I’ve been struggling to find the right way to start writing about Philip K. Dick. I think this is a good point of departure; it sums up my feelings on what makes him important. My thoughts can come later. I’m going to riff on a comment I left on David Gill’s inestimable TotalDickHead blog, which is where you should go if you want to read insightful stuff about the man and his work. Gill talks a lot about what he calls the Philip K.
If my grandchildren ever ask me where I was when I realised the internet was over – they won't, of course, because they'll be too busy playing with the teleportation console – I'll be able to be quite specific: I was in a Mexican restaurant opposite a cemetery in Austin, Texas, halfway through eating a taco.

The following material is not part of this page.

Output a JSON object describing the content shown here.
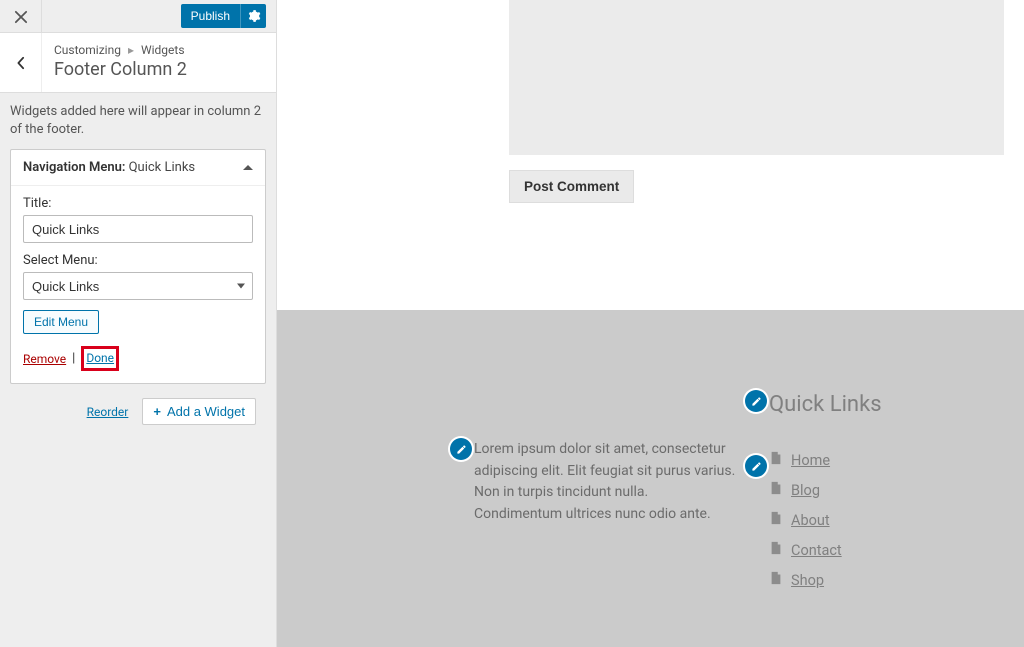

It was the end of day two of South by Southwest Interactive, the world's highest-profile gathering of geeks and the venture capitalists who love them, and I'd been pursuing a policy of asking those I met, perhaps a little too aggressively, what it was exactly that they did. What is "user experience", really?
Galactic Pot-Boiler One of the first serious, popular looks at Philip K. Dick's work was this Rolling Stone profile from 1973. It was even featured on the cover, right under the cover article on Rod Stewart. Besides the reporting, the article featured this beautiful splash page. The scattered pills, the yin-yang necklace, the nightmarish file cabinet and that it's-not-there-it's-not-there-it's-not-there glance on PKD really make it for me.
Piece of original illustration art by Amy Crehore (painted in oils on flat canvas, image is 7 3/4" x 5 3/4") As you may know, I illustrated for many of America's top magazines starting in 1991 with Esquire and Playboy (my first big jobs). I'll never forget what a thrill it was to have my mug appear twice that year on the "Playbill" page. The magazines I have worked for over the years include: The Atlantic Monthly, Business Week, ESPN Magazine, Esquire, Forbes, GQ, Islands, The Los Angeles Times, MS., The New York Times, Outside, Playboy, Prevention, Redbook, Rolling Stone, Texas Monthly, Utne Reader and many more. I also did book covers for publishers such as Simon and Schuster and Houghton Mifflin.